Dexter: a Horse Argent ducally gorged Or
Sinister: a Griffin Or ducally gorged Azure
Sic Donec (Latin for "Thus until")

Gower, later Leveson-Gower Baronets, of Stittenham (1620)


Barons Gower (1703)


Earls Gower (1746)

Other titles: Viscount Trentham, of Trentham in the county of Stafford (1746) and Baron Gower (1703)

Marquesses of Stafford (1786)

Other titles: Earl Gower and Viscount Trentham, of Trentham in the county of Stafford (1746) and Baron Gower (1703)

Dukes of Sutherland (1833)

Other titles (1st Duke onwards): Marquess of Stafford (1786), Earl Gower and Viscount Trentham, of Trentham in the county of Stafford (1746) and Baron Gower (1703)
Other titles (2nd–5th Dukes): Earl of Sutherland and Lord Strathnaver (Sc 1235)
Other titles (6th Duke onwards): Earl of Ellesmere and Viscount Brackley, of Brackley in the county of Northamptonshire (1846)

The second in line is Lord Henry Alexander Egerton (b. 1977), younger son of the 7th Duke, who has three daughters.[9]

Succession and family tree

Line of succession[10]

Line of succession

See also



  1. ^ The first Duchess of Sutherland was known by several different names as she acquired titles throughout her life. She was the Countess of Sutherland from the age of 1, and continued to be known by that title by her tenants. Later she was the Marchioness of Stafford (from her husband's title) and became the Duchess-Countess of Sutherland when her husband became Duke. Fortunately, throughout this time, she was often referred to simply as Lady Sutherland.
  2. ^ There was some ambiguity over the precise roles of these two men. At one stage of the recruitment process, they arguably had equal and independent powers. This shifted to Young having the role of commissioner and Sellar being factor, so placing Young in overall control. This process involved much argument from Sellar, with Lady Sutherland considering seeking his resignation before he had even completed a year in the position.
  3. ^ The territorial designation after his name denotes that the Sutherland brothers were members of the daoine uaisle or tacksman class, sometimes described as 'gentry'.


  1. ^ George Edward Cokayne Complete Baronetage Volume 1 1900
  2. ^ a b c d e f g h i j k l m n Richards, Eric (2000). The Highland Clearances People, Landlords and Rural Turmoil (2013 ed.). Edinburgh: Birlinn.
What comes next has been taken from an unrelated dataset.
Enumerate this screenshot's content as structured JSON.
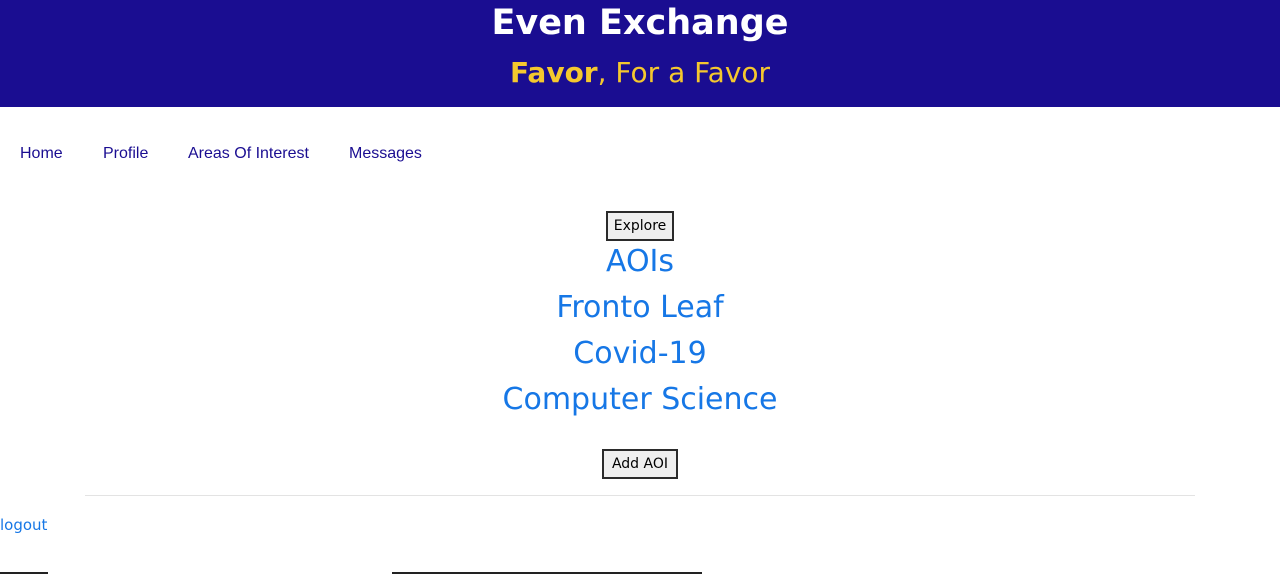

ISBN 978-1-78027-165-1.
  3. ^ Adams, R. J., ed. (1972). Papers on Sutherland Estate Management 1802-1816, Volume 1. Edinburgh: Scottish History Society. ISBN 0950026042.
  4. ^ a b c Richards, Eric (1999). Patrick Sellar and the Highland Clearances: Homicide, Eviction and the Price of Progress. Edinburgh: Polygon. ISBN 1-902930-13-4.
  5. ^ a b Hunter, James (2015). Set Adrift Upon the World: the Sutherland Clearances. Edinburgh: Birlinn. ISBN 978-1-78027-268-9.
  6. ^ Richards, Eric (1985). A History of the Highland Clearances, Volume 2: Emigration, Protest, Reasons. Beckenham, Kent and Sydney, Australia: Croom Helm. ISBN 0709922590.
  7. ^ Top 10 Private Art Collections in the world
  8. ^ Debrett's Peerage, 1968, p.1077, Duke of Sutherland
  9. ^ Debretts Peerage 2019 Edition
  10. ^ Morris, Susan; Bosberry-Scott, Wendy; Belfield, Gervase, eds. (2019). "Granville, Earl (Leveson-Gower)". Debrett's Peerage and Baronetage. Vol. 1 (150th ed.). London: Debrett's. pp. 2793–2794. ISBN 978-1-9997-6705-1.
  11. ^ Freer, Alan. "THE DESCENDANTS OF WILLIAM THE CONQUEROR". Retrieved 12 May 2020.